Clan Napier is a small clan with no septs.  We are “all sorts of conditions of men” and women,  Napiers (or variants) by name, descent or adoption in the United States and Canada.  
Clan Napier in North America (CNNA) was organized in 1985.  Its purposes are charitable, educational, historical, genealogical, commemorative, social and convivial.  The Chief of the Name and Arms of Napier appoints his Lieutenant for North America.  Members elect other officers every three years at the Annual General Meeting.
__________________________________________
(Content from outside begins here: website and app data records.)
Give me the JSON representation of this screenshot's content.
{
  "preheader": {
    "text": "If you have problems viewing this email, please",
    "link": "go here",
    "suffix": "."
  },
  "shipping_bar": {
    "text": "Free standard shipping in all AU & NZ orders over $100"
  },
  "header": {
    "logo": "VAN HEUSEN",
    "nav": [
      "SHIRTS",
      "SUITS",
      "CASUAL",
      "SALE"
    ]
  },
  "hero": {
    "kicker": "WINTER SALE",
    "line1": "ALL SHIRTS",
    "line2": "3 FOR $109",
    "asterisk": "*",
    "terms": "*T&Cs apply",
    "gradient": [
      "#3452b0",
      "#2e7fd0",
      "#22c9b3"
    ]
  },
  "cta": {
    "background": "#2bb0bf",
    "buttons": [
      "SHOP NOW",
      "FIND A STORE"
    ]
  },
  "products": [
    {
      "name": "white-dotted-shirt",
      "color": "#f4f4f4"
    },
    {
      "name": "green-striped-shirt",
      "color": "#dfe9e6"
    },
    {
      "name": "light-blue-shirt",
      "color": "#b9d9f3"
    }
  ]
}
Forest Lodge, The Great Park, Windsor

 

 

On the occasion of the founding of Napier Clan organisation in North Alabama, as your chief,

send you fraternal greetings, and warmest good wishes for the success of your venture.

 

Our mottoes speak for themselves.  SANS TACHE (without stain) and READY AYE READY.

March 1985

Our chief, Maj. The Rt. Hon. Lord Napier and Ettrick KCVO, DL, then H.R.H. Princess Margaret, Countess of Snowdon’s Private Secretary and Comptroller, wrote the above message on the founding of the Clan Napier in North America on March 9, 1985 at Kilmahew, Ramer, Alabama.

 

CNNA Officers

Lieutenant to the Chief

Joseph Napier

Treasurer

Michelle Bellanger

SECRETARY

Pamela Rice

Editor, Publisher, advisory Director

Pamela Rice

Deputy to the Chief - Bard

Erik Napier

Advisory Director

D. Napier Minor

Advisory Director

Scott Ross Napier